Having written nrrd as the basis for future work involving N-D raster data, re-implementing my Master's thesis code in 2000 turned out to be quite easy, and the result is bane. In 2002, I re-re-implemented it, using gage as the underlying measure of values and derivatives. It is my hope that future research by others on the topic of transfer function generation can benefit from comparisons with my technique, as represented by my own implementation.

I would like to mention that despite this software coming from Utah, and despite my Utah affiliation at the time the VolVis '98 paper was published (and when the MS thesis was finished in 1999), the great majority of this research was completed while I was a student in the Program of Computer Graphics (at Cornell University) under Don Greenberg. That I didn't finish while at Cornell indicates nothing more than that I bit off more than I could chew in two years.

The basic ideas in this research were the following:

  1. Direct volume rendering relies on a complicated multi-dimensional parameter called the transfer function, which assigns optical properties such as opacity, color, emissivity, etc., based on the data values in the volume.
  2. The most important variable in a transfer function is opacity. No other variable plays as essential a role in determining how intelligible and informative the final rendering will be. If the opacity assignment is botched, the important structures are either invisible or hopelessly occluded. Thus, this research only seeks to generate opacity functions: functions which assign opacity to the volume data based on data value or some other locally measurable quantity.
  3. I'm interested in rendering datasets where the important structure is the boundary between relatively homogenous regions. One could also call these features the material interfaces. This means that our task is tantamount to edge detection. Edge detection can be done using the first and second directional derivative along the gradient direction, in three dimensions as well as two.
  4. The very nature of opacity functions is that their assingment is performed everywhere in the volume equally-- there is no spatial dimension or axis to the transfer function.
  5. Thus, we need to do edge detection, but with the spatial component "projected out". We want to localize boundaries not in the spatial domain, but in the transfer function domain.
  6. The role of histograms is to record variation and patterns of some properties of data, while projecting away the quantities which don't matter.

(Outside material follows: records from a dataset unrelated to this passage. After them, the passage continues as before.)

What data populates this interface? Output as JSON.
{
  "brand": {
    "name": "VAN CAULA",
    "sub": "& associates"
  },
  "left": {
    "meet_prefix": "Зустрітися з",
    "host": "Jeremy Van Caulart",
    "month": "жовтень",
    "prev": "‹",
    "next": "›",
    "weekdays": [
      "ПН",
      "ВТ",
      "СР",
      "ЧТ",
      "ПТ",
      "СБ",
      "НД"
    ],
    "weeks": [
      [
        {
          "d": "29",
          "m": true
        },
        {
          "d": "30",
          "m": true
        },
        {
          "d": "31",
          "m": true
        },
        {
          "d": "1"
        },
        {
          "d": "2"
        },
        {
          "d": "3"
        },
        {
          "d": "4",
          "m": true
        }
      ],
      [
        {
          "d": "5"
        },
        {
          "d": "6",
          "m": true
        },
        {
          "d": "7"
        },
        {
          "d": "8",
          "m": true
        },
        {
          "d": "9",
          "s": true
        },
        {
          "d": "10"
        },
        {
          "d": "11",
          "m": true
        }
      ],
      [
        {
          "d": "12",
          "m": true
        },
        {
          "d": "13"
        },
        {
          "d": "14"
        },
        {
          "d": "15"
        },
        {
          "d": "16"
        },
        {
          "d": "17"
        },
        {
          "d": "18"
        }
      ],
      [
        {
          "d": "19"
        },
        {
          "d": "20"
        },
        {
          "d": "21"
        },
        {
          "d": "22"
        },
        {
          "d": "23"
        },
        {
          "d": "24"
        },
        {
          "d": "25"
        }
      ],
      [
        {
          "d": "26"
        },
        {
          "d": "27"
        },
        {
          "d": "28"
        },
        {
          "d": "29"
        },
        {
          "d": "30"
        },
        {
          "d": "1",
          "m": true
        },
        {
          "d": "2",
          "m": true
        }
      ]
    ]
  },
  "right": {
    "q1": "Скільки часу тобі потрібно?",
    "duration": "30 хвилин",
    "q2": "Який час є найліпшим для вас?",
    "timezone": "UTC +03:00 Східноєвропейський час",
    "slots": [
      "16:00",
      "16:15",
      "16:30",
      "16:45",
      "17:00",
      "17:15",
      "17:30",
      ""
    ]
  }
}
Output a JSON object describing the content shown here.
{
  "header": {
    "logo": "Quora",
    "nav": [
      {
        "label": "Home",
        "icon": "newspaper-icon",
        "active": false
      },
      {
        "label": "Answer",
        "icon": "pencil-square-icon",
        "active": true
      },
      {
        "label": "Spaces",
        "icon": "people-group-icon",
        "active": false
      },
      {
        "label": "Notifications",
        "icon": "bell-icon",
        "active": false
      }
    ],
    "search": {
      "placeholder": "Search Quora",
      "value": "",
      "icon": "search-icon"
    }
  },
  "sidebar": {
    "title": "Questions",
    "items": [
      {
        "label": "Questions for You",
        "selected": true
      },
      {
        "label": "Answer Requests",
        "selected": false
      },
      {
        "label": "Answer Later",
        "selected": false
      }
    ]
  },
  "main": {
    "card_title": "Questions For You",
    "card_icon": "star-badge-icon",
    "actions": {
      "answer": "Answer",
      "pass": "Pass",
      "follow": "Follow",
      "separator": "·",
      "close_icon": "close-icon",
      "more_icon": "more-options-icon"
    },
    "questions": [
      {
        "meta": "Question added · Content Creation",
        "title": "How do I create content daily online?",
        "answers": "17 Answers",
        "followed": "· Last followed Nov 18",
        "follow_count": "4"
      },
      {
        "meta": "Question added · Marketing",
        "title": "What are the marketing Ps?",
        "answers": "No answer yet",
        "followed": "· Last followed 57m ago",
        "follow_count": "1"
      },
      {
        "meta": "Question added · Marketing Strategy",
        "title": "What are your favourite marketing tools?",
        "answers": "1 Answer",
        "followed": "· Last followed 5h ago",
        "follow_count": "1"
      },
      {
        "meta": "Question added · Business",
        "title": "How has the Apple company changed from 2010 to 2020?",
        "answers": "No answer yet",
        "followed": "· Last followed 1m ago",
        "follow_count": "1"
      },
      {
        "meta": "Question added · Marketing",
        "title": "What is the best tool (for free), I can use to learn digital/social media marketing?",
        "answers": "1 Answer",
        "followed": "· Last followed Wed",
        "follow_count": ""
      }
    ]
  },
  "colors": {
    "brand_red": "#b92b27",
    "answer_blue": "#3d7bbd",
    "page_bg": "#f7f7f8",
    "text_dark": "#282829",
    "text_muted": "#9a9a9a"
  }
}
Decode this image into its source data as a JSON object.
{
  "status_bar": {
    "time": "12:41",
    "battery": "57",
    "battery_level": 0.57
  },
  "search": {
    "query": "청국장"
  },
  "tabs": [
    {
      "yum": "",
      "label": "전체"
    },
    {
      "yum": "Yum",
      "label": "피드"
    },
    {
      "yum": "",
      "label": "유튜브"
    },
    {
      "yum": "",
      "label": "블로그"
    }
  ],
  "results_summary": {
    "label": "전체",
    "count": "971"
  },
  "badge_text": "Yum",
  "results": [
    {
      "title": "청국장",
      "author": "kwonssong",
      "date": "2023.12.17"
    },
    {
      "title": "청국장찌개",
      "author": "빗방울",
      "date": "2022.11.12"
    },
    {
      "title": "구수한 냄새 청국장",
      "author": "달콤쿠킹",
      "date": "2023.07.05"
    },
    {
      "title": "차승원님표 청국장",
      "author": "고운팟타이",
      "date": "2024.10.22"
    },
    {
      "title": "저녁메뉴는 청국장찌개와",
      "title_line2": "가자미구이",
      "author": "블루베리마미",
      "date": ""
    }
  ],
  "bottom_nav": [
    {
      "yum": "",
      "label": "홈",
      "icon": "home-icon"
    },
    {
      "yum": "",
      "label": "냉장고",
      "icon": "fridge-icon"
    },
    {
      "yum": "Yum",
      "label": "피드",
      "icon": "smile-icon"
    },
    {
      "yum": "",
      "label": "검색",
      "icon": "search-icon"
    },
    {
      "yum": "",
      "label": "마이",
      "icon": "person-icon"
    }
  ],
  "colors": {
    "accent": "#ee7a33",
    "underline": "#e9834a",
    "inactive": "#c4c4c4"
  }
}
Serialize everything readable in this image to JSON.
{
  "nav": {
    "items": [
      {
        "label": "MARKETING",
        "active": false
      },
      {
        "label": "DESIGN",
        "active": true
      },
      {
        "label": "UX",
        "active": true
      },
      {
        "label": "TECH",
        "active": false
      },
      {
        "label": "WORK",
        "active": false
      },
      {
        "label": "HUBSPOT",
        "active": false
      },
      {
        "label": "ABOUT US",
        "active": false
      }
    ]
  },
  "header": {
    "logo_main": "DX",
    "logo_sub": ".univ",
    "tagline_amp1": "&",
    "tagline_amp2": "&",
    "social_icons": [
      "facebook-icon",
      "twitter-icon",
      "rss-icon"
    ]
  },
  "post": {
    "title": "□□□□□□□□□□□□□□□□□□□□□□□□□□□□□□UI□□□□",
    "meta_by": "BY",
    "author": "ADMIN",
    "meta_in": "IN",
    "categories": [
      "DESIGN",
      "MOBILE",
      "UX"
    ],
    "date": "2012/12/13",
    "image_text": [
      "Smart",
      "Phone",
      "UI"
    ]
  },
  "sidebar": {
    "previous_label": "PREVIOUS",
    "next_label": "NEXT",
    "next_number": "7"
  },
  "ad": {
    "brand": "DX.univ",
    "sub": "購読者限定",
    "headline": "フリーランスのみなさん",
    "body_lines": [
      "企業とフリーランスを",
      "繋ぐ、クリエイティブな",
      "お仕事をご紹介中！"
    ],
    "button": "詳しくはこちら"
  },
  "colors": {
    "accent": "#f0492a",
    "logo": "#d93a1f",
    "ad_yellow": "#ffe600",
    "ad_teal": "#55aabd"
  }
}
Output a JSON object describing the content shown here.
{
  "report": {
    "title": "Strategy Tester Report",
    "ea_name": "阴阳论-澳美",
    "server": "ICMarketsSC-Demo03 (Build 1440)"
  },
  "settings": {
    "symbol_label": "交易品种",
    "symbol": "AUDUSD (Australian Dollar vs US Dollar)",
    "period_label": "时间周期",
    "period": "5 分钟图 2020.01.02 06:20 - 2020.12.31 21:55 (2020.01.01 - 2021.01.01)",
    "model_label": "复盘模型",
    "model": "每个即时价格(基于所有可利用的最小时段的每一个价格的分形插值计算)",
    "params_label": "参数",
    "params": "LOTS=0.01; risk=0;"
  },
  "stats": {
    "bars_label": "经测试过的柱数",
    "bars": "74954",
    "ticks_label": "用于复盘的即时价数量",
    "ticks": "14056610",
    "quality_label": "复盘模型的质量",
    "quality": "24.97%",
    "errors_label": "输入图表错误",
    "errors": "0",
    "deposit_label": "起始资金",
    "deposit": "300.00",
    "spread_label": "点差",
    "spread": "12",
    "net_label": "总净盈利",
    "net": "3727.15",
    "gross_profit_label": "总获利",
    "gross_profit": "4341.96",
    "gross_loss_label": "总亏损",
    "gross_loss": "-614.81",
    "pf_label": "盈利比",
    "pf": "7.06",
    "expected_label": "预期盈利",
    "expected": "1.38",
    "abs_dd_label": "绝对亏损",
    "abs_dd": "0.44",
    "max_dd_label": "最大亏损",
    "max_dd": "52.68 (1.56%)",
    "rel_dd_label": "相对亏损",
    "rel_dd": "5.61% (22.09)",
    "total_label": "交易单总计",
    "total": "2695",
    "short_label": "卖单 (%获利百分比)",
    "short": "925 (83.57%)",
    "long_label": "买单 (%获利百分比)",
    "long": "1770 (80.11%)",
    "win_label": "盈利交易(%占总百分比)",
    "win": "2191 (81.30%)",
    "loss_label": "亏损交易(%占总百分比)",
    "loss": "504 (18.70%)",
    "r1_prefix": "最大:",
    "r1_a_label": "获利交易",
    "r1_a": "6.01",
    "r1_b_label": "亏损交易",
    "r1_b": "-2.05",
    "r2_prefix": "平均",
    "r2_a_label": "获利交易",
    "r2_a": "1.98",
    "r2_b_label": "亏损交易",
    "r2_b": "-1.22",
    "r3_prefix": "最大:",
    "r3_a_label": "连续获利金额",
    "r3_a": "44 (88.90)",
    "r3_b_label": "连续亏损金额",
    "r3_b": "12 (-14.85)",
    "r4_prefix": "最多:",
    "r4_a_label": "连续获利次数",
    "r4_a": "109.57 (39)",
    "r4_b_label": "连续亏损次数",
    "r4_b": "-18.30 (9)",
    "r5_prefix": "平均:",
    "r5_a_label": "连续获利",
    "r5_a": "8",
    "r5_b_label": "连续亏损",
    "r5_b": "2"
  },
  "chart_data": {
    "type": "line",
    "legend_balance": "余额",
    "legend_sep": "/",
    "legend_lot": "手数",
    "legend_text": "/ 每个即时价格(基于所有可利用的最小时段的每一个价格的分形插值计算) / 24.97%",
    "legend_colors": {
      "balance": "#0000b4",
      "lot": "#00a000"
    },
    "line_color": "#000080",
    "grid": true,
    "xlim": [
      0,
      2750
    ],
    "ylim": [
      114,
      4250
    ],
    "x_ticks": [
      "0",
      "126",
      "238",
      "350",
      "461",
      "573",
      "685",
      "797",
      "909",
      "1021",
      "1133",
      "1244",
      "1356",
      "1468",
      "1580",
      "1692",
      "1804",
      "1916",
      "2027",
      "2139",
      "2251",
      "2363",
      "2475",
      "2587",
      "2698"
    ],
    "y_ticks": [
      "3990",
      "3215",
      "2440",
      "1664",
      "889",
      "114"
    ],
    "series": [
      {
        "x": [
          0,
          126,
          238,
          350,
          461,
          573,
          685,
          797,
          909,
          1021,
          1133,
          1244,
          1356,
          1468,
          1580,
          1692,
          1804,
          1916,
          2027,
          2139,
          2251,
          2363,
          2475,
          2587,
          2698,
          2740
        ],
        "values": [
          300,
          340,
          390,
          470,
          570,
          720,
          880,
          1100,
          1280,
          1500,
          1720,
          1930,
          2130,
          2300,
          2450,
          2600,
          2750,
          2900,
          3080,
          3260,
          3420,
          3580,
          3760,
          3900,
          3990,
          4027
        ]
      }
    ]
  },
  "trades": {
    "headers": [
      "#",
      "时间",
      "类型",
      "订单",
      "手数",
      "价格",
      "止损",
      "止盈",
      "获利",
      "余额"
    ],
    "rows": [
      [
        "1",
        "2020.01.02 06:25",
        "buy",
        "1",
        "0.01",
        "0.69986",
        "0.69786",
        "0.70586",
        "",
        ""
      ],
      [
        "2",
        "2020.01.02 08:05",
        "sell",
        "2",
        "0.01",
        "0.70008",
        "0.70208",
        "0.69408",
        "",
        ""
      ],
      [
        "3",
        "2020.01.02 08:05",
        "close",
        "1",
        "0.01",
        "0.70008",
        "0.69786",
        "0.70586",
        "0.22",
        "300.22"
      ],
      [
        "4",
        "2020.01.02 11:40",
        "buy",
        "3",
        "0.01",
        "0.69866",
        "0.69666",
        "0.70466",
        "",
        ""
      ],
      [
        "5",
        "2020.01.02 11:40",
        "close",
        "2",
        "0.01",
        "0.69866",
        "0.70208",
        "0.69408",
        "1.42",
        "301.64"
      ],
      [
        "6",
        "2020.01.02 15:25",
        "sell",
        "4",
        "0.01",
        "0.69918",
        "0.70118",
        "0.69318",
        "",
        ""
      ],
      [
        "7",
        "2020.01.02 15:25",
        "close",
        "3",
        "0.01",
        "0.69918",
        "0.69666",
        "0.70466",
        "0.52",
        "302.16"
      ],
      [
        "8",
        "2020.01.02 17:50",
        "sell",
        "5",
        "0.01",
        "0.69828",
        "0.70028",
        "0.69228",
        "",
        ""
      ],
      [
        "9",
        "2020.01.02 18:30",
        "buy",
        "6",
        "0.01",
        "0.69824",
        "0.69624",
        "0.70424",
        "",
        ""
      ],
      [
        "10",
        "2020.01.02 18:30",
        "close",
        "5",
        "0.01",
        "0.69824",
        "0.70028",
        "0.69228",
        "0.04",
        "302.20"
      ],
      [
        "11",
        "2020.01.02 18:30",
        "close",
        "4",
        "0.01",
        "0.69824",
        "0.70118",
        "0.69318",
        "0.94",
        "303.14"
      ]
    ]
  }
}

In our case, position doesn't matter.
  7. By creating and analyzing 3-D histogram volumes of data value and its first and second directional derivatives, we can extract a description of what boundaries are present in the given volume data.
  8. If the user specifies a high-level description of how boundaries are supposed to look, this can be combined with the histogram volume analysis to create an opacity function which shows only the boundaries.
  9. The information from the histogram volume analysis can be used additionally as a record of the dataset characteristics, independent of the specific task of opacity function specification.
The interesting parts of the research are the identification of which quantities should go into the histogram volume, figuring out how to measure them and store them, analyzing the histogram volume, and creating a new/improved interface to setting the transfer function. The bane software implements all the basic operations described in my MS thesis and in VolVis '98 paper. Also, it is this software which generated all the results used in the Vis 2000 Transfer Function Bake-Off.

While bane is a C library (libbane.a,, etc) which contains all the functions you need to create opacity functions, it is probably easier to just use the single command-line executable, called gkms, which is built as part of installing bane. gkms does everything needed to go from a dataset to an opacity function (either one or two dimensional), and it offers access to all the bane functionality which has anything to do with semi-automatic transfer function generation.

Long ago I wrote An Introduction to bane, Using gkms, but the Bane in recent versions of Teem does not work, and it may be some time before it is working again.